The term usually applied to application layer inspection and enforcement mechanisms is "Intrusion Prevention System," but adoption of IPS technology (such as Snort running in inline mode or other commercial systems) has been slow. Network administrators are hesitant to deploy additional inline devices out of concern for basic connectivity and the need for low latency communications. This is where the stability of iptables, which is tested on Linux systems across the globe, makes its mark.
A true IPS is always inline to the network data path so that malicious packets can be dropped before they are forwarded to a targeted system. This is not possible with a traditional IDS that passively monitors traffic from a span port on a switch. Sure, even an IDS can knock down TCP connections with a spoofed RST, or interact with a remote firewall to block an attacker, but this does not stop the initial portions of an attack from reaching a targeted system. With iptables on your Linux systems, you basically have an IPS at your disposal for free.
One piece is missing though: What are the specific attacks that iptables can detect and thwart? To answer this, the best strategy is to turn to the Snort rules community. This community reverse engineers the latest exploits, attacks, and malware in order to provide detection rules to people who run the Snort IDS, and free rules are available.
Next, you need a way to automatically translate Snort rules into equivalent iptables rules, and this is where the fwsnort project comes in. With fwsnort, you can build an iptables policy that leverages the power of the Snort community to detect and react to application layer attacks in real time. Significant coverage of fwsnort can be found in the new book from No Starch Press entitled "Linux Firewalls: Attack Detection and Response with iptables, psad, and fwsnort."
When it comes to network security, iptables is a robust and feature-full firewall. It is time to take back the Internet from wrongdoers with strong inline application layer inspection with Snort rule sets, iptables policies, and fwsnort.

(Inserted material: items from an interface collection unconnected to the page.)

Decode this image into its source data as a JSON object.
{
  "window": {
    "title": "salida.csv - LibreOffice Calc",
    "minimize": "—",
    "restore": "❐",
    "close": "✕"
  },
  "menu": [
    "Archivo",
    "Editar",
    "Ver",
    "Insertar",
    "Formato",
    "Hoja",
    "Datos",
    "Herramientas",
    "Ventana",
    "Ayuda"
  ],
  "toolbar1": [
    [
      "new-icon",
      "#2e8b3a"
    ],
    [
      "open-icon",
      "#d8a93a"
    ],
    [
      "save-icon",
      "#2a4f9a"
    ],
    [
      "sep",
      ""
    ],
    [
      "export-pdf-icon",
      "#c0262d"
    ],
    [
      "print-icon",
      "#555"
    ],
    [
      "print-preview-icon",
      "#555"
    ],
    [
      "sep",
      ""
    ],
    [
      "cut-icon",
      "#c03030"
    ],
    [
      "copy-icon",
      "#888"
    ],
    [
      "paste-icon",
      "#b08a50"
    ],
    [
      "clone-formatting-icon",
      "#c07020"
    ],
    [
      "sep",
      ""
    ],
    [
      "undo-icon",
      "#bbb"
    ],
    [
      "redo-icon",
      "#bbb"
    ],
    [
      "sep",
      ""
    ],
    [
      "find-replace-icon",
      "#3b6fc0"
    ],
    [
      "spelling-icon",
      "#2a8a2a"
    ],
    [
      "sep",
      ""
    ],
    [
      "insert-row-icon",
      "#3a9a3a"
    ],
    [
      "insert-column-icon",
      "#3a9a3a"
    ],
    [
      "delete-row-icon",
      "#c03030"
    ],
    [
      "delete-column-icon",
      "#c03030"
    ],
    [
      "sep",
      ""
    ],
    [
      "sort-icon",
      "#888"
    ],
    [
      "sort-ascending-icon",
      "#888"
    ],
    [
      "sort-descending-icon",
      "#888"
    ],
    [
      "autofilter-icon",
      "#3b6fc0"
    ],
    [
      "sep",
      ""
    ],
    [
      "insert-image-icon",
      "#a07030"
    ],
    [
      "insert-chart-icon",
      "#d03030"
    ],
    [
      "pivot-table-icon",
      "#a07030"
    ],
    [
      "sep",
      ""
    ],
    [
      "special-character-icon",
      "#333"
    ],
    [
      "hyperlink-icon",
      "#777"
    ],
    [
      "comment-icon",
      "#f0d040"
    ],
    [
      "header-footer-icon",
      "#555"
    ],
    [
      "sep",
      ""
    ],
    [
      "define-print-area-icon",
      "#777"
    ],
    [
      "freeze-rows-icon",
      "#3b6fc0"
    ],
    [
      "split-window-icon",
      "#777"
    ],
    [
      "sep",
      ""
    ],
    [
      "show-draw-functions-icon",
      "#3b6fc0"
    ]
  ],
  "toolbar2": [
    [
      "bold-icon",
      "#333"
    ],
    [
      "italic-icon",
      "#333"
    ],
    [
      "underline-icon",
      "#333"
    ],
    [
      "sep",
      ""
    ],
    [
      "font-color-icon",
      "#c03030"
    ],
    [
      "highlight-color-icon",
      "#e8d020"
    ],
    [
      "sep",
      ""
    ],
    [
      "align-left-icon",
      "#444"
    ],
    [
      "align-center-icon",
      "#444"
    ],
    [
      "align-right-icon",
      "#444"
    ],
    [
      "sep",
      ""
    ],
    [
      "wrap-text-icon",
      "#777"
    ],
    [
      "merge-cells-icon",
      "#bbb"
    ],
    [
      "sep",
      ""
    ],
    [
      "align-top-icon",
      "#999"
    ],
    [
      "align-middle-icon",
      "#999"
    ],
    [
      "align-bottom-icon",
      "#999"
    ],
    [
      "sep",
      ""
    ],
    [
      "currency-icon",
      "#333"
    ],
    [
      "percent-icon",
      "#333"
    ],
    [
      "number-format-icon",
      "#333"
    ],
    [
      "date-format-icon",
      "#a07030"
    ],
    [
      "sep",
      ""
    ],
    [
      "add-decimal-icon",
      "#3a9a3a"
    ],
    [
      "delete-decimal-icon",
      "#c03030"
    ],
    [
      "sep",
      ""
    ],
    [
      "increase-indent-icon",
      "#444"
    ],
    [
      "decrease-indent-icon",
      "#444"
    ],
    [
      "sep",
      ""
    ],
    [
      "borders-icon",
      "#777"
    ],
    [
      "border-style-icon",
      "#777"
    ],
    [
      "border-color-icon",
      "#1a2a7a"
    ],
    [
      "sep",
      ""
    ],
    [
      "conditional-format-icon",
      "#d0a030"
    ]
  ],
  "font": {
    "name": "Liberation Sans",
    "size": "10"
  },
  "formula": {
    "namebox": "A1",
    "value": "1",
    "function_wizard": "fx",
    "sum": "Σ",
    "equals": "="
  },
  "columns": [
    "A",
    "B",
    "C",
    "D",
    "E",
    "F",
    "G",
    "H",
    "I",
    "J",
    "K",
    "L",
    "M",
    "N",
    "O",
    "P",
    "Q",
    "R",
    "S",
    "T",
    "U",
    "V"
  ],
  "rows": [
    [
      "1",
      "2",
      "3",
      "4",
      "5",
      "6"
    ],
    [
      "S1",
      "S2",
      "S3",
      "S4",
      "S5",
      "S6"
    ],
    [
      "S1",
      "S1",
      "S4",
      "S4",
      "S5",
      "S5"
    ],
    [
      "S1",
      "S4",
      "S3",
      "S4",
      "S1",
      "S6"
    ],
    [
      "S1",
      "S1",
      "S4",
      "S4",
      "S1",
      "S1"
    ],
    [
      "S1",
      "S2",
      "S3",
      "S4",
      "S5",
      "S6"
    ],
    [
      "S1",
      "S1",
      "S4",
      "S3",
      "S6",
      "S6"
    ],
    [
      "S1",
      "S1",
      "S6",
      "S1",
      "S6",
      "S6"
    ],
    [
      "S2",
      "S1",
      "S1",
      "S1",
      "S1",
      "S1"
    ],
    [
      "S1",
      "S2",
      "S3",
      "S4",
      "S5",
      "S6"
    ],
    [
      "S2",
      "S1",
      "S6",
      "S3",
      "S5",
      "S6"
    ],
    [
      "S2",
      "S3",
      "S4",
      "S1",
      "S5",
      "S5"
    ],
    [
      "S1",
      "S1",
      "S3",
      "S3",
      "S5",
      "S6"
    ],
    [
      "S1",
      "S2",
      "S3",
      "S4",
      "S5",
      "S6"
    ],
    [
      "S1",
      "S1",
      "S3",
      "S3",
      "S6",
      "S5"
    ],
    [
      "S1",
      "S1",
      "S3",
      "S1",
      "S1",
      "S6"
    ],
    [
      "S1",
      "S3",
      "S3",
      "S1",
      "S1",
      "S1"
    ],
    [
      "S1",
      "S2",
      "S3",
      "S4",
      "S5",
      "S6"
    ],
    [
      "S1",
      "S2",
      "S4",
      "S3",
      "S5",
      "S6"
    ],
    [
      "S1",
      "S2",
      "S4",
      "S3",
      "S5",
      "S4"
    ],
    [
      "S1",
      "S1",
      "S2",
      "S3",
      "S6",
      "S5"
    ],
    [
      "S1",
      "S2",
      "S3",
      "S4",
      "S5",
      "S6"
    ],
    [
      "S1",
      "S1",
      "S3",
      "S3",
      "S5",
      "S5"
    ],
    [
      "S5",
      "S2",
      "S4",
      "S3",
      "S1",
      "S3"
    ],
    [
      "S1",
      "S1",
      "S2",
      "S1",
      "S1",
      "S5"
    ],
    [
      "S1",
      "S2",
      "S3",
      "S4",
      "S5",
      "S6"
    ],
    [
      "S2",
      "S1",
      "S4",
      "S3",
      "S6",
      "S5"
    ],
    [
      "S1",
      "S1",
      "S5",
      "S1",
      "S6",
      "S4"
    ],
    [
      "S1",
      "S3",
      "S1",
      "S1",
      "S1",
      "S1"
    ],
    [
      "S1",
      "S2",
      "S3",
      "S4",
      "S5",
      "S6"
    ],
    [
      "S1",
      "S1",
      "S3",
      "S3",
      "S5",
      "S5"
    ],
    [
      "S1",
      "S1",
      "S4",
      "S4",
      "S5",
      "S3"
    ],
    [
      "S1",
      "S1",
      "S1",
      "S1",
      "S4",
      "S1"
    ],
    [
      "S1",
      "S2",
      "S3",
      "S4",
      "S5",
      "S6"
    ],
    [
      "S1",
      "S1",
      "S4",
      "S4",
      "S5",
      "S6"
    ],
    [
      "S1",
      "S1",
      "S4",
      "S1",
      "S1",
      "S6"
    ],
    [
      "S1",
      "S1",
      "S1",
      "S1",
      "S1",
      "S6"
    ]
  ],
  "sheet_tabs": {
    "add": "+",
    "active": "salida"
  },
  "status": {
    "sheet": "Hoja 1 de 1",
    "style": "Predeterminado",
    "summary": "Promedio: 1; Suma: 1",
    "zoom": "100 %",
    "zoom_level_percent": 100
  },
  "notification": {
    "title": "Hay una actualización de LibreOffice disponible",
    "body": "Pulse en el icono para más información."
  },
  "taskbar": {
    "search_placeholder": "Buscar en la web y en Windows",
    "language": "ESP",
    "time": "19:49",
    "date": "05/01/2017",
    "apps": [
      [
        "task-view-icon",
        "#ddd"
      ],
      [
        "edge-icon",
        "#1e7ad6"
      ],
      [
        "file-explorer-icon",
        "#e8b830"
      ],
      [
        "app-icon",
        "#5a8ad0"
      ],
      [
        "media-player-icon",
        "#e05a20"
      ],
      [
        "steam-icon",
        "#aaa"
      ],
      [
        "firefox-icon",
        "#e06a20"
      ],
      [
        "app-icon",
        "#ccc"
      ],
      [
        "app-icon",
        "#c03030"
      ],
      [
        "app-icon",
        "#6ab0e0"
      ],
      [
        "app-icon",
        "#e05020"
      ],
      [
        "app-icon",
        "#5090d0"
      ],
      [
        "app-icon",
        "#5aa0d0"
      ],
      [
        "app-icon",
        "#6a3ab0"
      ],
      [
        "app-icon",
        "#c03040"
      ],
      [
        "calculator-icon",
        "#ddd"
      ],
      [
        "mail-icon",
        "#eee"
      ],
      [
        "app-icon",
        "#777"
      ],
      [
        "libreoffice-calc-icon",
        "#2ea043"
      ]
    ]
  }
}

Michael Rash holds a Master's Degree in applied mathematics with a concentration in computer security from the University of Maryland. He is the founder of cipherdyne.org, a website dedicated to open source security software for Linux systems, and works professionally as a Security Architect on the Dragon IDS/IPS for Enterasys Networks. He is the author of the book "Linux Firewalls: Attack Detection and Response with iptables, psad, and fwsnort," published by No Starch Press.